“A homeopathic physician must learn what are the “good symptoms” and the “guiding symptoms”. This takes study and practice. I think you get better with age!” – Jost Kunzli

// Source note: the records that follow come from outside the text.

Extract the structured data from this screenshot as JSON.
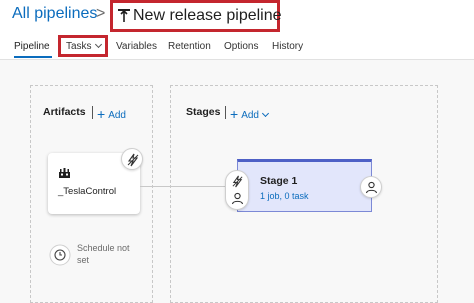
{
  "header": {
    "breadcrumb": "All pipelines",
    "separator": ">",
    "title": "New release pipeline"
  },
  "tabs": [
    {
      "label": "Pipeline",
      "active": true
    },
    {
      "label": "Tasks",
      "has_dropdown": true
    },
    {
      "label": "Variables"
    },
    {
      "label": "Retention"
    },
    {
      "label": "Options"
    },
    {
      "label": "History"
    }
  ],
  "artifacts": {
    "heading": "Artifacts",
    "add_label": "Add",
    "artifact_name": "_TeslaControl",
    "schedule_text": "Schedule not set"
  },
  "stages": {
    "heading": "Stages",
    "add_label": "Add",
    "items": [
      {
        "name": "Stage 1",
        "summary": "1 job, 0 task"
      }
    ]
  },
  "icons": {
    "title": "pipeline-release-icon",
    "artifact": "build-artifact-icon",
    "trigger": "lightning-trigger-icon",
    "approver": "person-icon",
    "schedule": "clock-icon"
  },
  "colors": {
    "accent": "#0b6cbd",
    "highlight_box": "#c4262e",
    "stage_fill": "#e2e6fb",
    "stage_border": "#4e60c6"
  }
}
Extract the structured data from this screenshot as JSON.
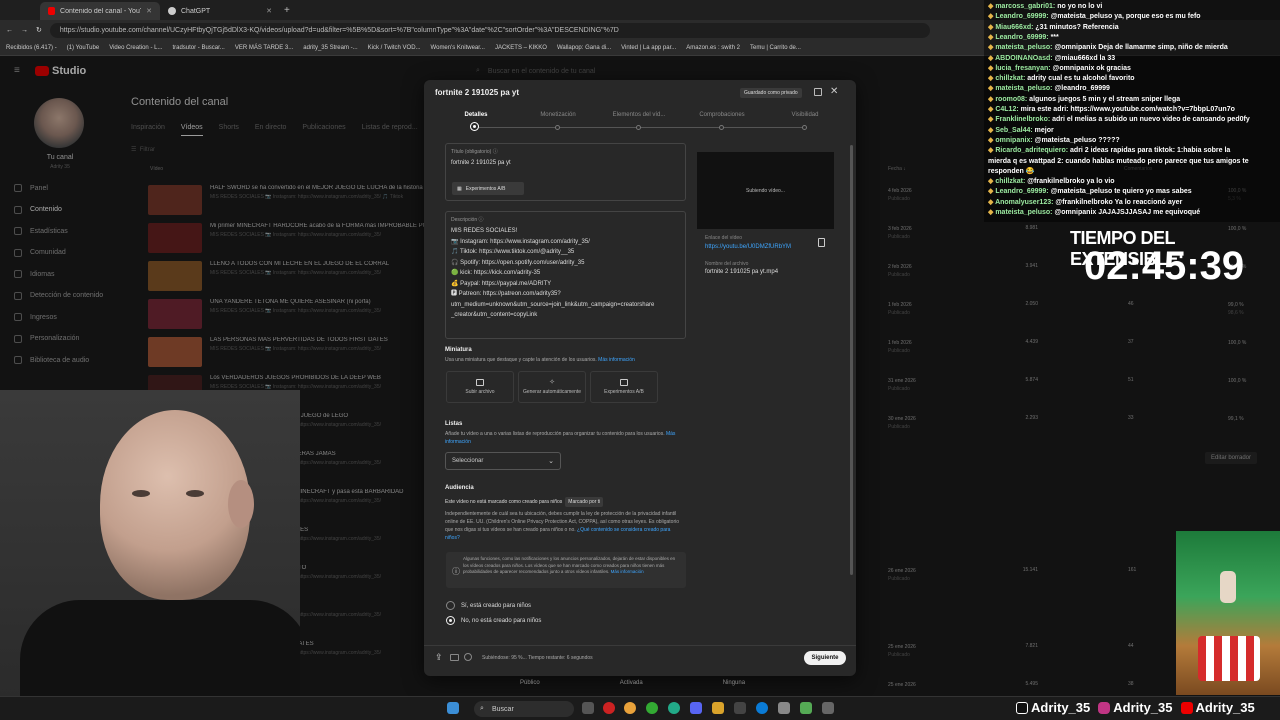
{
  "browser": {
    "tabs": [
      {
        "label": "Contenido del canal - YouTube St",
        "active": true
      },
      {
        "label": "ChatGPT",
        "active": false
      }
    ],
    "url": "https://studio.youtube.com/channel/UCzyHFtbyQjTGj5dDlX3-KQ/videos/upload?d=ud&filter=%5B%5D&sort=%7B\"columnType\"%3A\"date\"%2C\"sortOrder\"%3A\"DESCENDING\"%7D",
    "bookmarks": [
      "Recibidos (6.417) -",
      "(1) YouTube",
      "Video Creation - L...",
      "tradsutor - Buscar...",
      "VER MÁS TARDE 3...",
      "adrity_35 Stream -...",
      "Kick / Twitch VOD...",
      "Women's Knitwear...",
      "JACKETS – KIKKO",
      "Wallapop: Gana di...",
      "Vinted | La app par...",
      "Amazon.es : swith 2",
      "Temu | Carrito de..."
    ]
  },
  "studio": {
    "logo": "Studio",
    "search_placeholder": "Buscar en el contenido de tu canal",
    "channel_label": "Tu canal",
    "channel_name": "Adrity 35",
    "nav": [
      "Panel",
      "Contenido",
      "Estadísticas",
      "Comunidad",
      "Idiomas",
      "Detección de contenido",
      "Ingresos",
      "Personalización",
      "Biblioteca de audio"
    ],
    "page_title": "Contenido del canal",
    "subtabs": [
      "Inspiración",
      "Vídeos",
      "Shorts",
      "En directo",
      "Publicaciones",
      "Listas de reprod..."
    ],
    "filter_placeholder": "Filtrar",
    "col_video": "Vídeo",
    "col_date": "Fecha",
    "col_comments": "Comentarios",
    "edit_draft": "Editar borrador",
    "footer": [
      "Público",
      "Activada",
      "Ninguna"
    ],
    "videos": [
      {
        "title": "HALF SWORD se ha convertido en el MEJOR JUEGO DE LUCHA de la historia",
        "desc": "MIS REDES SOCIALES 📷 Instagram: https://www.instagram.com/adrity_35/ 🎵 Tiktok",
        "date": "4 feb 2026",
        "status": "Publicado",
        "views": "",
        "comments": "",
        "pct": "100,0 %",
        "pct_sub": "5,3 %",
        "thumb": "#7a3a2c",
        "duration": "23:56"
      },
      {
        "title": "Mi primer MINECRAFT HARDCORE acabó de la FORMA más IMPROBABLE POSIBLE",
        "desc": "MIS REDES SOCIALES 📷 Instagram: https://www.instagram.com/adrity_35/",
        "date": "3 feb 2026",
        "status": "Publicado",
        "views": "8.981",
        "comments": "",
        "pct": "100,0 %",
        "pct_sub": "",
        "thumb": "#6a2222",
        "duration": "1:08:42"
      },
      {
        "title": "LLENO A TODOS CON MI LECHE EN EL JUEGO DE EL CORRAL",
        "desc": "MIS REDES SOCIALES 📷 Instagram: https://www.instagram.com/adrity_35/",
        "date": "2 feb 2026",
        "status": "Publicado",
        "views": "3.941",
        "comments": "",
        "pct": "100,0 %",
        "pct_sub": "",
        "thumb": "#8a5a2a",
        "duration": "1:32:02"
      },
      {
        "title": "UNA YANDERE TETONA ME QUIERE ASESINAR (ni porfa)",
        "desc": "MIS REDES SOCIALES 📷 Instagram: https://www.instagram.com/adrity_35/",
        "date": "1 feb 2026",
        "status": "Publicado",
        "views": "2.050",
        "comments": "46",
        "pct": "99,0 %",
        "pct_sub": "98,6 %",
        "thumb": "#7a2a3a",
        "duration": "21:33"
      },
      {
        "title": "LAS PERSONAS MÁS PERVERTIDAS DE TODOS FIRST DATES",
        "desc": "MIS REDES SOCIALES 📷 Instagram: https://www.instagram.com/adrity_35/",
        "date": "1 feb 2026",
        "status": "Publicado",
        "views": "4.439",
        "comments": "37",
        "pct": "100,0 %",
        "pct_sub": "",
        "thumb": "#aa5a3a",
        "duration": "23:12"
      },
      {
        "title": "Los VERDADEROS JUEGOS PROHIBIDOS DE LA DEEP WEB",
        "desc": "MIS REDES SOCIALES 📷 Instagram: https://www.instagram.com/adrity_35/",
        "date": "31 ene 2026",
        "status": "Publicado",
        "views": "5.874",
        "comments": "51",
        "pct": "100,0 %",
        "pct_sub": "",
        "thumb": "#4a2222",
        "duration": "30:51"
      },
      {
        "title": "CAOS y DELINCUENCIA en este JUEGO de LEGO",
        "desc": "MIS REDES SOCIALES 📷 Instagram: https://www.instagram.com/adrity_35/",
        "date": "30 ene 2026",
        "status": "Publicado",
        "views": "2.293",
        "comments": "33",
        "pct": "99,1 %",
        "pct_sub": "",
        "thumb": "#5a4a2a",
        "duration": ""
      },
      {
        "title": "ROBOTS MÁS TENSIAS QUE VERÁS JAMÁS",
        "desc": "MIS REDES SOCIALES 📷 Instagram: https://www.instagram.com/adrity_35/",
        "date": "",
        "status": "",
        "views": "",
        "comments": "",
        "pct": "",
        "pct_sub": "",
        "thumb": "#333",
        "duration": ""
      },
      {
        "title": "PARA VER SI ES MEJOR QUE MINECRAFT y pasa esta BARBARIDAD",
        "desc": "MIS REDES SOCIALES 📷 Instagram: https://www.instagram.com/adrity_35/",
        "date": "",
        "status": "",
        "views": "",
        "comments": "",
        "pct": "",
        "pct_sub": "",
        "thumb": "#333",
        "duration": ""
      },
      {
        "title": "LOCA QUE HE IDO A FIRST DATES",
        "desc": "MIS REDES SOCIALES 📷 Instagram: https://www.instagram.com/adrity_35/",
        "date": "",
        "status": "",
        "views": "",
        "comments": "",
        "pct": "",
        "pct_sub": "",
        "thumb": "#333",
        "duration": ""
      },
      {
        "title": "HAKEAR CHAT GPT Y PASA ESTO",
        "desc": "MIS REDES SOCIALES 📷 Instagram: https://www.instagram.com/adrity_35/",
        "date": "26 ene 2026",
        "status": "Publicado",
        "views": "15.141",
        "comments": "161",
        "pct": "100,0 %",
        "pct_sub": "",
        "thumb": "#333",
        "duration": ""
      },
      {
        "title": "FSS demasiado BUENO",
        "desc": "MIS REDES SOCIALES 📷 Instagram: https://www.instagram.com/adrity_35/",
        "date": "",
        "status": "",
        "views": "",
        "comments": "",
        "pct": "",
        "pct_sub": "",
        "thumb": "#333",
        "duration": ""
      },
      {
        "title": "T3 T45 DE SU CITA EN FIRST DATES",
        "desc": "MIS REDES SOCIALES 📷 Instagram: https://www.instagram.com/adrity_35/",
        "date": "25 ene 2026",
        "status": "Publicado",
        "views": "7.821",
        "comments": "44",
        "pct": "100,0 %",
        "pct_sub": "",
        "thumb": "#333",
        "duration": ""
      },
      {
        "title": "QUE ALGO TE PERSIGUE",
        "desc": "",
        "date": "25 ene 2026",
        "status": "",
        "views": "5.495",
        "comments": "38",
        "pct": "100,0 %",
        "pct_sub": "",
        "thumb": "#333",
        "duration": ""
      }
    ]
  },
  "modal": {
    "title": "fortnite 2 191025 pa yt",
    "saved_badge": "Guardado como privado",
    "steps": [
      "Detalles",
      "Monetización",
      "Elementos del víd...",
      "Comprobaciones",
      "Visibilidad"
    ],
    "title_label": "Título (obligatorio)",
    "title_value": "fortnite 2  191025 pa yt",
    "ab_button": "Experimentos A/B",
    "desc_label": "Descripción",
    "desc_lines": [
      "MIS REDES SOCIALES!",
      "📷 Instagram: https://www.instagram.com/adrity_35/",
      "🎵 Tiktok: https://www.tiktok.com/@adrity__35",
      "🎧 Spotify: https://open.spotify.com/user/adrity_35",
      "🟢 kick: https://kick.com/adrity-35",
      "💰 Paypal: https://paypal.me/ADRITY",
      "🅿 Patreon: https://patreon.com/adrity35?",
      "utm_medium=unknown&utm_source=join_link&utm_campaign=creatorshare",
      "_creator&utm_content=copyLink"
    ],
    "preview_text": "Subiendo vídeo...",
    "video_link_label": "Enlace del vídeo",
    "video_link": "https://youtu.be/U0DMZfURbYM",
    "filename_label": "Nombre del archivo",
    "filename": "fortnite 2 191025 pa yt.mp4",
    "thumb_title": "Miniatura",
    "thumb_text": "Usa una miniatura que destaque y capte la atención de los usuarios.",
    "thumb_link": "Más información",
    "thumb_tiles": [
      "Subir archivo",
      "Generar automáticamente",
      "Experimentos A/B"
    ],
    "lists_title": "Listas",
    "lists_text": "Añade tu vídeo a una o varias listas de reproducción para organizar tu contenido para los usuarios.",
    "lists_link": "Más información",
    "select_label": "Seleccionar",
    "audience_title": "Audiencia",
    "audience_sub": "Este vídeo no está marcado como creado para niños",
    "audience_badge": "Marcado por ti",
    "audience_text": "Independientemente de cuál sea tu ubicación, debes cumplir la ley de protección de la privacidad infantil online de EE. UU. (Children's Online Privacy Protection Act, COPPA), así como otras leyes. Es obligatorio que nos digas si tus vídeos se han creado para niños o no.",
    "audience_link": "¿Qué contenido se considera creado para niños?",
    "info_text": "Algunas funciones, como las notificaciones y los anuncios personalizados, dejarán de estar disponibles en los vídeos creados para niños. Los vídeos que se han marcado como creados para niños tienen más probabilidades de aparecer recomendados junto a otros vídeos infantiles.",
    "info_link": "Más información",
    "radio_yes": "Sí, está creado para niños",
    "radio_no": "No, no está creado para niños",
    "upload_status": "Subiéndose: 95 %... Tiempo restante: 6 segundos",
    "next_button": "Siguiente"
  },
  "chat": [
    {
      "user": "marcoss_gabri01:",
      "msg": " no yo no lo vi"
    },
    {
      "user": "Leandro_69999:",
      "msg": " @mateista_peluso ya, porque eso es mu fefo"
    },
    {
      "user": "Miau666xd:",
      "msg": " ¿31 minutos? Referencia"
    },
    {
      "user": "Leandro_69999:",
      "msg": " ***"
    },
    {
      "user": "mateista_peluso:",
      "msg": " @omnipanix Deja de llamarme simp, niño de mierda"
    },
    {
      "user": "ABDOINANOasd:",
      "msg": " @miau666xd la 33"
    },
    {
      "user": "lucia_fresanyan:",
      "msg": " @omnipanix ok gracias"
    },
    {
      "user": "chillzkat:",
      "msg": " adrity cual es tu alcohol favorito"
    },
    {
      "user": "mateista_peluso:",
      "msg": " @leandro_69999"
    },
    {
      "user": "roomo08:",
      "msg": " algunos juegos 5 min y el stream sniper llega"
    },
    {
      "user": "C4L12:",
      "msg": " mira este adri: https://www.youtube.com/watch?v=7bbpL07un7o"
    },
    {
      "user": "Franklinelbroko:",
      "msg": " adri el melias a subido un nuevo video de cansando ped0fy"
    },
    {
      "user": "Seb_Sal44:",
      "msg": " mejor"
    },
    {
      "user": "omnipanix:",
      "msg": " @mateista_peluso ?????"
    },
    {
      "user": "Ricardo_adritequiero:",
      "msg": " adri 2 ideas rapidas para tiktok: 1:habia sobre la"
    },
    {
      "user": "",
      "msg": "mierda q es wattpad 2: cuando hablas muteado pero parece que tus amigos te"
    },
    {
      "user": "",
      "msg": "responden 😂"
    },
    {
      "user": "chillzkat:",
      "msg": " @frankilnelbroko ya lo vio"
    },
    {
      "user": "Leandro_69999:",
      "msg": " @mateista_peluso te quiero yo mas sabes"
    },
    {
      "user": "Anomalyuser123:",
      "msg": " @frankilnelbroko Ya lo reaccionó ayer"
    },
    {
      "user": "mateista_peluso:",
      "msg": " @omnipanix JAJAJSJJASAJ me equivoqué"
    }
  ],
  "timer": {
    "label": "TIEMPO DEL EXTENSIBLE:",
    "value": "02:45:39"
  },
  "taskbar": {
    "search": "Buscar"
  },
  "socials": [
    "Adrity_35",
    "Adrity_35",
    "Adrity_35"
  ]
}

Jost Kunzli von Fimmelsberg 1915 – 1992 was a Swiss orthodox physician and gynecologist, who converted to homeopathy, as his father and his grandfather were already homeopathic doctors. Dr. Kunzli received his primary schooling in St. Gallen, Switzerland. He then attended the Universities of Zurich, Berlin, Kiel, and Paris. At the beginning of World War II, he returned to Zurich (1941) where he took his final examinations as M. D. Dr. Kunzli interned in a Bern, Switzerland hospital in surgery and internal medicine. He then interned for one year in Geneva, Switzerland, with Dr. Pierre Schmidt, who indeed is one of the finest homeopathic physicians. In 1949, Dr. Kunzli began his practice in St. Gallen, Switzerland in “pure, classical Homeopathy”. Dr. Kunzli was a teacher of homeopathy who revitalized homeopathy for the 21st Century. He is one of the homeopaths responsible for the introduction of Q potencies and for training a great many of nearly 4000 successful homeopaths registered in Germany today. Dr. Kunzli also produced Kent’s Repertorium Generale, which is very influential today, based on Kent’s Repertory and incorporating updates from 71 other important sources, it is reorganized and superbly efficient. Kunzli is also noted to have used black dots to indicate confirmed rubrics and remedies, which is a very difficult task. Dr. Kunzli was a student of Pierre Schmidt, and he subsequently went on to teach homeopathy in German speaking Switzerland. Dr. Kunzli and Pierre Schmidt were pioneers of the rediscovered Q potencies in homeopathy, and in 1947, they began their manufacture, starting with Sulphur. The Schmidt Nagel Laboratory is still manufacturing these remedies today. Dr.Kunzli is also noted to have used black dots to indicate confirmed rubrics and remedies. Concurrently, Pierre Schmidt and his follower Jost Kunzli discovered the new prescriptions for preparing medicines in the 6th Organon and began to produce all so-called antipsoric remedies in the form of Q-potencies from 1949 onwards. In 1973, Kunzli translated James Tyler Kent’s textbook “Lectures on Homeopathic Philosophy” into German. Almost two decades before that, he had helped Pierre Schmidt with his French translation of the 6th edition of the Organon. “I cannot get myself to see the quinqua-millesimal potencies merely as a historical curiosity, because I am convinced that they have certain advantages. As soon as I can look back over about ten years of experience I will happily share it.” He did this, in fact, much sooner: in 1960. In a contribution to the Zeitschrift für Klassische Homöopathie Kunzli writes at length about the manufacture and use of the Q-potencies. He starts by describing the manufacturing process in detail following the instructions in §270 of the 6th edition, which he had helped to translate into French.